Manuka (Leptospermum scoparium) is a flowering shrub native to New Zealand and Australia. It grows in the bush and is harvested from the wild. Plants grown at higher altitudes have greater antibacterial properties than those grown at low altitudes. So if you find a reputable supplier listing a high altitude manuka, make sure to order a bottle.
It is often called New Zealand Ti-tree (tea tree) because it has highly antiviral, antifungal, and antibacterial properties like tea tree does. Because of this, you can use it instead of tea tree during spring cleaning.
Manuka has long been used by the Maori people for issues such as bronchitis, rheumatism, and similar ailments. While it has many of the same properties as tea tree, manuka also has a few that tea tree doesn’t.
Here are a few ways to make excellent use of manuka’s therapeutic properties.
Use as spray (with dispersants) or apply diluted to skin when needed for:

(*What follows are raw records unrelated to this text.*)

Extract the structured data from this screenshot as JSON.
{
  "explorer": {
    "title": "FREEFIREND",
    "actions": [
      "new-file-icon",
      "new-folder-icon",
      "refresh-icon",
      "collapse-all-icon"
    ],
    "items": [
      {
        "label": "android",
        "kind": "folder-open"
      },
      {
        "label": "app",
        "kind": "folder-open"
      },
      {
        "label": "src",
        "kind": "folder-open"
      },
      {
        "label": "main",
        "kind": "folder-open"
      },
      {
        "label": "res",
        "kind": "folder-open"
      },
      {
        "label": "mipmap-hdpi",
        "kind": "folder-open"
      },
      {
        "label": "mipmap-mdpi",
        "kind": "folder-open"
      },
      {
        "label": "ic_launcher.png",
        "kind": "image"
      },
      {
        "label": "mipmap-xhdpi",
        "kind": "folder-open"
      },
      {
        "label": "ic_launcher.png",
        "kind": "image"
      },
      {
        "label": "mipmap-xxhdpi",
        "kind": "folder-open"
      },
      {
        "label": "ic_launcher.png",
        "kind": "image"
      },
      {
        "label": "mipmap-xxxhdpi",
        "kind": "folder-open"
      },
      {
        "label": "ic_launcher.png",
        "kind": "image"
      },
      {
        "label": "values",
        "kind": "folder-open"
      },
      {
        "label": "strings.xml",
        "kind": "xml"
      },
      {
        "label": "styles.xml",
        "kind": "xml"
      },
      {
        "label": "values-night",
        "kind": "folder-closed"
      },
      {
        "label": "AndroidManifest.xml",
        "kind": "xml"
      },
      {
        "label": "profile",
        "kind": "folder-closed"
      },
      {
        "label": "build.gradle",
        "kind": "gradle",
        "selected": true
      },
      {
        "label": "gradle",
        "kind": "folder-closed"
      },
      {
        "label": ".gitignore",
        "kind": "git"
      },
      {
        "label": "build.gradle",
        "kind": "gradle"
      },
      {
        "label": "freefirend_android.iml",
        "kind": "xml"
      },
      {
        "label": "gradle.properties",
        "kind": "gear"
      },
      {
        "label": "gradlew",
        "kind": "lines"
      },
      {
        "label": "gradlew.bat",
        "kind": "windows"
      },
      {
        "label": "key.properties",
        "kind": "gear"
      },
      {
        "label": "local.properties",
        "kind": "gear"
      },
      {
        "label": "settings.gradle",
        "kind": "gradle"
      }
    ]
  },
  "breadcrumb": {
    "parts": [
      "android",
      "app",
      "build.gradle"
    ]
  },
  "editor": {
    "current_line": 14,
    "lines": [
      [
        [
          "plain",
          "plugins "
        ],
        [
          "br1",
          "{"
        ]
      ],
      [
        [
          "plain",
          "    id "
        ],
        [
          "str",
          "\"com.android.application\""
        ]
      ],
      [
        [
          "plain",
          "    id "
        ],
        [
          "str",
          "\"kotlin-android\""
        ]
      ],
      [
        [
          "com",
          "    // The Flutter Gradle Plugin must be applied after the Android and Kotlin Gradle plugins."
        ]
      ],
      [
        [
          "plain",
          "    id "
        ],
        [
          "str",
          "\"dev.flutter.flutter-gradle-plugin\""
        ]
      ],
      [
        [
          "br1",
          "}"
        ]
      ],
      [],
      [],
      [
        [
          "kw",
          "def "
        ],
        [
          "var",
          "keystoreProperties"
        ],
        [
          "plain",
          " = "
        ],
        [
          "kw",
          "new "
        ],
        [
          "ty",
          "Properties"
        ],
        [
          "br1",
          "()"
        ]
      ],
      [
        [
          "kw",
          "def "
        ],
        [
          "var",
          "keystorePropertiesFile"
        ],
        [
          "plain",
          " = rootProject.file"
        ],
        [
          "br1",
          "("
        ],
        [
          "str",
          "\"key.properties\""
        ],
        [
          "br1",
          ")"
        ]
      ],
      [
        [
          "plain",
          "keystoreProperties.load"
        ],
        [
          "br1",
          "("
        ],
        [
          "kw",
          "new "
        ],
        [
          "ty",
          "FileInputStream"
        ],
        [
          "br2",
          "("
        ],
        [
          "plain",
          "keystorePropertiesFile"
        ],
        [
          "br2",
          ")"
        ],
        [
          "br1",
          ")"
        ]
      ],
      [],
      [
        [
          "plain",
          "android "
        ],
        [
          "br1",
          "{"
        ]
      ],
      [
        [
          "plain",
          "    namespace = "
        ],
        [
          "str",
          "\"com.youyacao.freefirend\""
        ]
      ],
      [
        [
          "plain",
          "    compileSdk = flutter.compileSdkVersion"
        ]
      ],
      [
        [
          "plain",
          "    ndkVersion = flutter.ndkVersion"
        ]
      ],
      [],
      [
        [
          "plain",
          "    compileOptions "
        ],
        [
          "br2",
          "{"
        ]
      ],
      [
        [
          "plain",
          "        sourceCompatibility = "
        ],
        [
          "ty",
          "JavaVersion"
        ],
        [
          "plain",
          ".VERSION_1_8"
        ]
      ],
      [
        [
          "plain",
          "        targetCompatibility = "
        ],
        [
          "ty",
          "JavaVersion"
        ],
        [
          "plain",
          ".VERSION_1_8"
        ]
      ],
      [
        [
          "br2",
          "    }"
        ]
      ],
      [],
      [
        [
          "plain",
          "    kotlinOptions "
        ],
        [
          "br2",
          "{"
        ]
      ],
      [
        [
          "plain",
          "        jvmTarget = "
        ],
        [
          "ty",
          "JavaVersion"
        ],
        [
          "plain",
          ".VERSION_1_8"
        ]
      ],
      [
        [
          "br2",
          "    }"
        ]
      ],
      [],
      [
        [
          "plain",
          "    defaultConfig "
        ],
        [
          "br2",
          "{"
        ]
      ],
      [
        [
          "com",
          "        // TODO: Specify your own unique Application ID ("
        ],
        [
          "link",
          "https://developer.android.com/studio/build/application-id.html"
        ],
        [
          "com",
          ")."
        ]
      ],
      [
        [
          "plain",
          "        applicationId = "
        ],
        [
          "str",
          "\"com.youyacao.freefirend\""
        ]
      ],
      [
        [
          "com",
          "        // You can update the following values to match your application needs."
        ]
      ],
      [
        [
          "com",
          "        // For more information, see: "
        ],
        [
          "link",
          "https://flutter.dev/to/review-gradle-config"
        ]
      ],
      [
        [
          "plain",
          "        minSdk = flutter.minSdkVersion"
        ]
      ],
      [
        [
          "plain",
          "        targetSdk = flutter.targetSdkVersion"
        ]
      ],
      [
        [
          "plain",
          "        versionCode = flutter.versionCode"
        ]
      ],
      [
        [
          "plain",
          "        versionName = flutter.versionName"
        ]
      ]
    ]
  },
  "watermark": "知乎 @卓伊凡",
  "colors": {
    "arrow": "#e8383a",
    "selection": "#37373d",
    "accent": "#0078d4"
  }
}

While doing research for this article, I saw several anecdotal stories of using it to ease symptoms of chronic fatigue but none of the accounts mentioned how they used it. I present it here only as information, not as a recommendation.
Manuka has a drying effect on the skin, so if you have dry skin make sure to dilute it well before applying.
While similar in effect to tea tree, the aroma of manuka is nothing like it. Manuka has a slightly sweet, some say, honeyish smell. It blends well with just about any oil that has a similar therapeutic use.
Manuka is a distant cousin to tea tree. In order to explain, we need a quick high school science review. Plants and animals are divided into 7 categories:
When we refer to the proper or Latin name of a plant we use the Genus and species names where the Genus name is capitalized and the species name is always lowercase. In human terms, you can think of genus as the immediate family and family as the extended family.
Tea tree’s Latin name is Melaleuca alternifolia and manuka’s is Leptospermum scoparium, so they’re not closely related enough to be in the same genus. They are, however, both in the Myrtaceae family which makes them the plant equivalent of distant cousins.